Data supplied: Begin

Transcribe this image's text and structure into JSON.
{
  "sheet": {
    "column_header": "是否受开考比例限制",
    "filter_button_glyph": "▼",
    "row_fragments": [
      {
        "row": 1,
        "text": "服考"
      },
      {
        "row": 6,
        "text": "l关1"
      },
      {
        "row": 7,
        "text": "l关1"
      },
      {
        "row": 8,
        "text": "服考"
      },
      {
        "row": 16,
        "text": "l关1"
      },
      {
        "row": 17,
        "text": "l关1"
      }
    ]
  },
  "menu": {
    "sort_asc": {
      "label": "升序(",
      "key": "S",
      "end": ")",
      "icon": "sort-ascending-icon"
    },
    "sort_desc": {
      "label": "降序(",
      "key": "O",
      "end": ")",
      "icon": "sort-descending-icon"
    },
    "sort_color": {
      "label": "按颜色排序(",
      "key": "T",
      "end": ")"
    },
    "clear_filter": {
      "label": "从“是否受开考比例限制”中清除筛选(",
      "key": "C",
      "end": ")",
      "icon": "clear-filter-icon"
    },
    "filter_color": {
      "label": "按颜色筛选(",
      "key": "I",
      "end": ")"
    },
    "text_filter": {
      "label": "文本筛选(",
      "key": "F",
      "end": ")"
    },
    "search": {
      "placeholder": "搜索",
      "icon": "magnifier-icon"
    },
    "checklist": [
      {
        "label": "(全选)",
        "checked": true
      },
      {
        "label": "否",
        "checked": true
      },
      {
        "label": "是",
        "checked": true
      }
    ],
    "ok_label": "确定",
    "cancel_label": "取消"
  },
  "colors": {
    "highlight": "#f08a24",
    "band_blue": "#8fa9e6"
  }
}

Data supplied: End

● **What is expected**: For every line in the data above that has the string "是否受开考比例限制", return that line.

● **Output below**:
    "column_header": "是否受开考比例限制",
      "label": "从“是否受开考比例限制”中清除筛选(",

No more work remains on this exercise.